> Data in this exercise:
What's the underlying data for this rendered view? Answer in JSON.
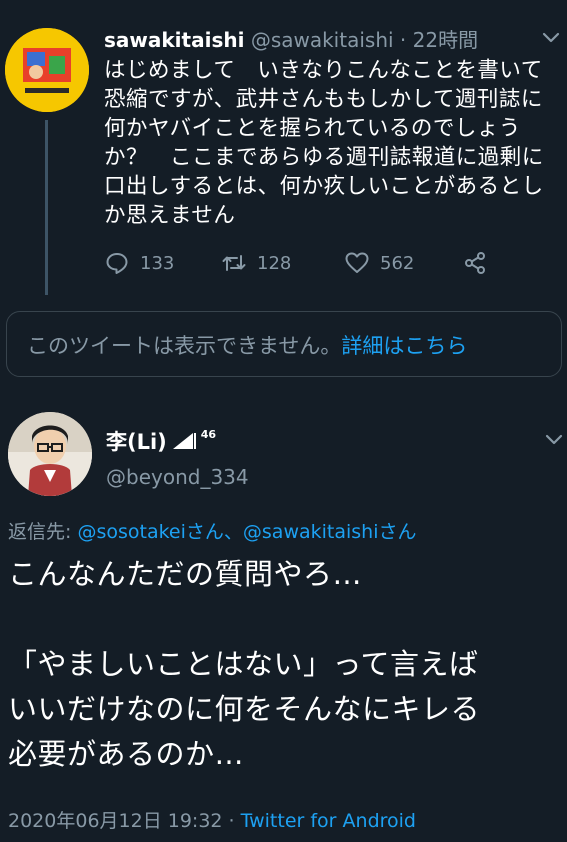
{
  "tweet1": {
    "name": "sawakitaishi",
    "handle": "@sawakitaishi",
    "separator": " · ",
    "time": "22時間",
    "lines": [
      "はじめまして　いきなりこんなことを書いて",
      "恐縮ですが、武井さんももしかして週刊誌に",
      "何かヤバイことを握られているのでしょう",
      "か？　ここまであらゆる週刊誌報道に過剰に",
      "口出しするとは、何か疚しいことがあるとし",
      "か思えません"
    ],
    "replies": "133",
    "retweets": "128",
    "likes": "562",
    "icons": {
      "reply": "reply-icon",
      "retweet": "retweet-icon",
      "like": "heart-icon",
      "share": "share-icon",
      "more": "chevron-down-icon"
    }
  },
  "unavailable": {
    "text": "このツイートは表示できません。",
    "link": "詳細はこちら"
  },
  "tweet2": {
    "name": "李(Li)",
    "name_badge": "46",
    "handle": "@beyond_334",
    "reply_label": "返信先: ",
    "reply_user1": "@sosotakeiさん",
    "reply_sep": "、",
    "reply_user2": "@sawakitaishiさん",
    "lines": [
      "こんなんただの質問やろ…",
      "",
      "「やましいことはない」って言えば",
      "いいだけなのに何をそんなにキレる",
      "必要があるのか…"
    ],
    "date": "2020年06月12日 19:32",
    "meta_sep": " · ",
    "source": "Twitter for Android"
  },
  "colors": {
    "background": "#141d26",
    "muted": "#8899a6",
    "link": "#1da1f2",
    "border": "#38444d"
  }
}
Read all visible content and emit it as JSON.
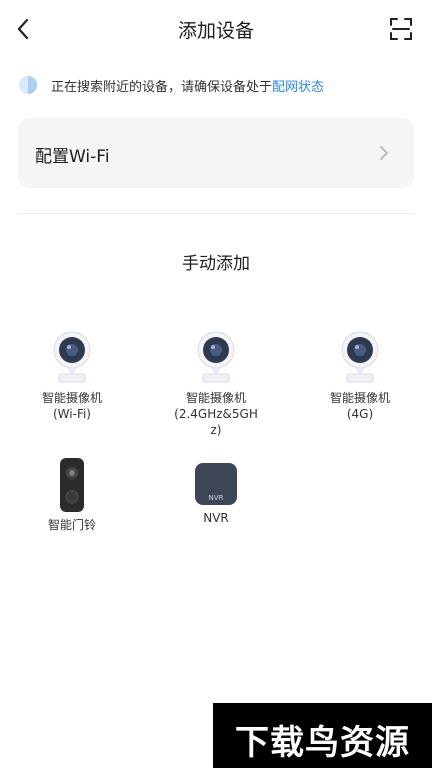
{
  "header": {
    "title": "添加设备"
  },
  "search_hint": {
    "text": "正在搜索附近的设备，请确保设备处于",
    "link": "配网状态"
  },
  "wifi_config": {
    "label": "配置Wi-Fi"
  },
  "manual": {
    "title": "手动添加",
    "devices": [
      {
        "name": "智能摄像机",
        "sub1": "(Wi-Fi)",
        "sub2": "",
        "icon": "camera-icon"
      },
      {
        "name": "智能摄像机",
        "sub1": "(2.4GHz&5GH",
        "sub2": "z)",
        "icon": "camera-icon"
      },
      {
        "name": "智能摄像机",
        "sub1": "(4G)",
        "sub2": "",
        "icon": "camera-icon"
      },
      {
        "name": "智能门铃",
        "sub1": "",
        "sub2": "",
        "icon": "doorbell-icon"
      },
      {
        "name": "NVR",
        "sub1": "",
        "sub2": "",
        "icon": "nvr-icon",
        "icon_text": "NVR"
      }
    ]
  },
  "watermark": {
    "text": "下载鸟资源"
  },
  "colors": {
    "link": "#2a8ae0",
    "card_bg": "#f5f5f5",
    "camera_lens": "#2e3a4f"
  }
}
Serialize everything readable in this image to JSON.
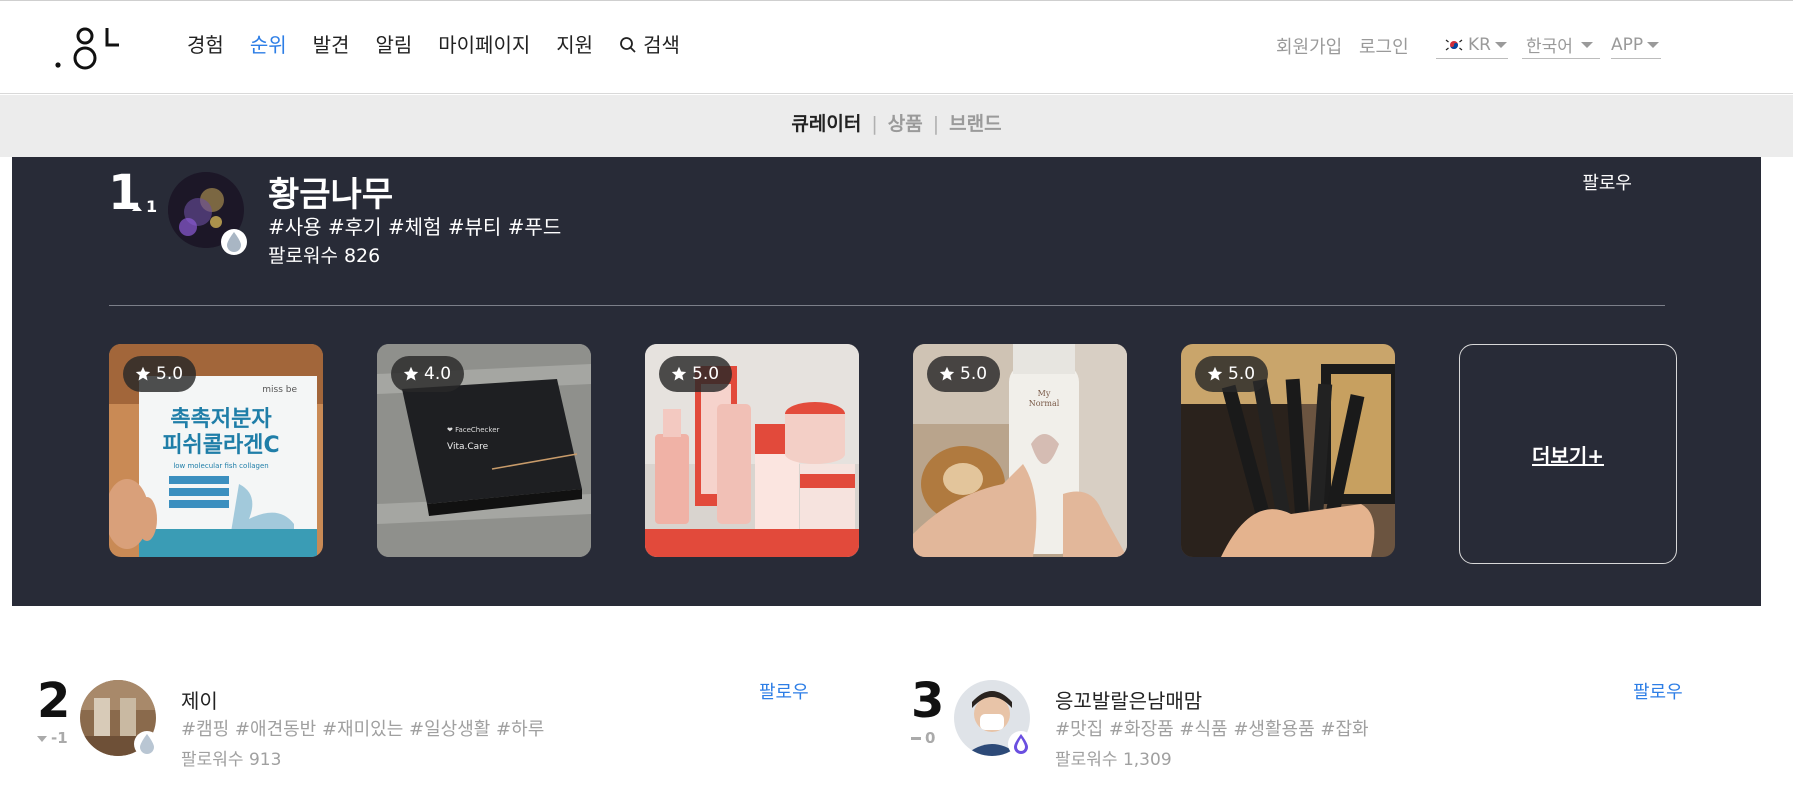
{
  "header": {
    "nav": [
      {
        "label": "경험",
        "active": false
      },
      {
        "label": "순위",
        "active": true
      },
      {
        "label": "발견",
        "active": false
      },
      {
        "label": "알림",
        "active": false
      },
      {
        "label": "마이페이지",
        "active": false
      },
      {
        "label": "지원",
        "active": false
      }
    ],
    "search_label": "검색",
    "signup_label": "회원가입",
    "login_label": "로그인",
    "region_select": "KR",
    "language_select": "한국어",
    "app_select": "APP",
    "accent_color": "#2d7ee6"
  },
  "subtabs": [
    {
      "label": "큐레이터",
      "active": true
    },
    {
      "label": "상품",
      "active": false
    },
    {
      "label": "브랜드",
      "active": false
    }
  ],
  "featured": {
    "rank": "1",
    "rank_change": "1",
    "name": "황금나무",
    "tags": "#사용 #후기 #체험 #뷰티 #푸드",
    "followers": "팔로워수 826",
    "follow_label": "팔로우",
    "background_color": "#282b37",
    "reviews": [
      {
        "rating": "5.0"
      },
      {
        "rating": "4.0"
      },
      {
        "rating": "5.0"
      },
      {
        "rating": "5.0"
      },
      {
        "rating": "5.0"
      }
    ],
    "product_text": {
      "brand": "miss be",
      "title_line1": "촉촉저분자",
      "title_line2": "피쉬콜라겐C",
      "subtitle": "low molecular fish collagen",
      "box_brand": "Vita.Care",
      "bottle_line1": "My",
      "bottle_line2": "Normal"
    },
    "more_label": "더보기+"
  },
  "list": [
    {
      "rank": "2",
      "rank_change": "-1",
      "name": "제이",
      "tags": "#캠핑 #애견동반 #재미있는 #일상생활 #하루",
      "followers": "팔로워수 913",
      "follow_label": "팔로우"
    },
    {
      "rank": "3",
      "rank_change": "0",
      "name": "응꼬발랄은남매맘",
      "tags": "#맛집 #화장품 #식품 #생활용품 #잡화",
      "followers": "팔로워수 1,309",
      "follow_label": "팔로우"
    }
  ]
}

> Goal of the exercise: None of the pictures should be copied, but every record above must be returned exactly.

> Exercise output:
What's the underlying data for this rendered view? Answer in JSON.
{
  "tweet1": {
    "name": "sawakitaishi",
    "handle": "@sawakitaishi",
    "separator": " · ",
    "time": "22時間",
    "lines": [
      "はじめまして　いきなりこんなことを書いて",
      "恐縮ですが、武井さんももしかして週刊誌に",
      "何かヤバイことを握られているのでしょう",
      "か？　ここまであらゆる週刊誌報道に過剰に",
      "口出しするとは、何か疚しいことがあるとし",
      "か思えません"
    ],
    "replies": "133",
    "retweets": "128",
    "likes": "562",
    "icons": {
      "reply": "reply-icon",
      "retweet": "retweet-icon",
      "like": "heart-icon",
      "share": "share-icon",
      "more": "chevron-down-icon"
    }
  },
  "unavailable": {
    "text": "このツイートは表示できません。",
    "link": "詳細はこちら"
  },
  "tweet2": {
    "name": "李(Li)",
    "name_badge": "46",
    "handle": "@beyond_334",
    "reply_label": "返信先: ",
    "reply_user1": "@sosotakeiさん",
    "reply_sep": "、",
    "reply_user2": "@sawakitaishiさん",
    "lines": [
      "こんなんただの質問やろ…",
      "",
      "「やましいことはない」って言えば",
      "いいだけなのに何をそんなにキレる",
      "必要があるのか…"
    ],
    "date": "2020年06月12日 19:32",
    "meta_sep": " · ",
    "source": "Twitter for Android"
  },
  "colors": {
    "background": "#141d26",
    "muted": "#8899a6",
    "link": "#1da1f2",
    "border": "#38444d"
  }
}
Read all visible content and emit it as JSON.
{
  "header": {
    "title": "添加设备"
  },
  "search_hint": {
    "text": "正在搜索附近的设备，请确保设备处于",
    "link": "配网状态"
  },
  "wifi_config": {
    "label": "配置Wi-Fi"
  },
  "manual": {
    "title": "手动添加",
    "devices": [
      {
        "name": "智能摄像机",
        "sub1": "(Wi-Fi)",
        "sub2": "",
        "icon": "camera-icon"
      },
      {
        "name": "智能摄像机",
        "sub1": "(2.4GHz&5GH",
        "sub2": "z)",
        "icon": "camera-icon"
      },
      {
        "name": "智能摄像机",
        "sub1": "(4G)",
        "sub2": "",
        "icon": "camera-icon"
      },
      {
        "name": "智能门铃",
        "sub1": "",
        "sub2": "",
        "icon": "doorbell-icon"
      },
      {
        "name": "NVR",
        "sub1": "",
        "sub2": "",
        "icon": "nvr-icon",
        "icon_text": "NVR"
      }
    ]
  },
  "watermark": {
    "text": "下载鸟资源"
  },
  "colors": {
    "link": "#2a8ae0",
    "card_bg": "#f5f5f5",
    "camera_lens": "#2e3a4f"
  }
}
Serialize everything readable in this image to JSON.
{
  "header": {
    "nav": [
      {
        "label": "경험",
        "active": false
      },
      {
        "label": "순위",
        "active": true
      },
      {
        "label": "발견",
        "active": false
      },
      {
        "label": "알림",
        "active": false
      },
      {
        "label": "마이페이지",
        "active": false
      },
      {
        "label": "지원",
        "active": false
      }
    ],
    "search_label": "검색",
    "signup_label": "회원가입",
    "login_label": "로그인",
    "region_select": "KR",
    "language_select": "한국어",
    "app_select": "APP",
    "accent_color": "#2d7ee6"
  },
  "subtabs": [
    {
      "label": "큐레이터",
      "active": true
    },
    {
      "label": "상품",
      "active": false
    },
    {
      "label": "브랜드",
      "active": false
    }
  ],
  "featured": {
    "rank": "1",
    "rank_change": "1",
    "name": "황금나무",
    "tags": "#사용 #후기 #체험 #뷰티 #푸드",
    "followers": "팔로워수 826",
    "follow_label": "팔로우",
    "background_color": "#282b37",
    "reviews": [
      {
        "rating": "5.0"
      },
      {
        "rating": "4.0"
      },
      {
        "rating": "5.0"
      },
      {
        "rating": "5.0"
      },
      {
        "rating": "5.0"
      }
    ],
    "product_text": {
      "brand": "miss be",
      "title_line1": "촉촉저분자",
      "title_line2": "피쉬콜라겐C",
      "subtitle": "low molecular fish collagen",
      "box_brand": "Vita.Care",
      "bottle_line1": "My",
      "bottle_line2": "Normal"
    },
    "more_label": "더보기+"
  },
  "list": [
    {
      "rank": "2",
      "rank_change": "-1",
      "name": "제이",
      "tags": "#캠핑 #애견동반 #재미있는 #일상생활 #하루",
      "followers": "팔로워수 913",
      "follow_label": "팔로우"
    },
    {
      "rank": "3",
      "rank_change": "0",
      "name": "응꼬발랄은남매맘",
      "tags": "#맛집 #화장품 #식품 #생활용품 #잡화",
      "followers": "팔로워수 1,309",
      "follow_label": "팔로우"
    }
  ]
}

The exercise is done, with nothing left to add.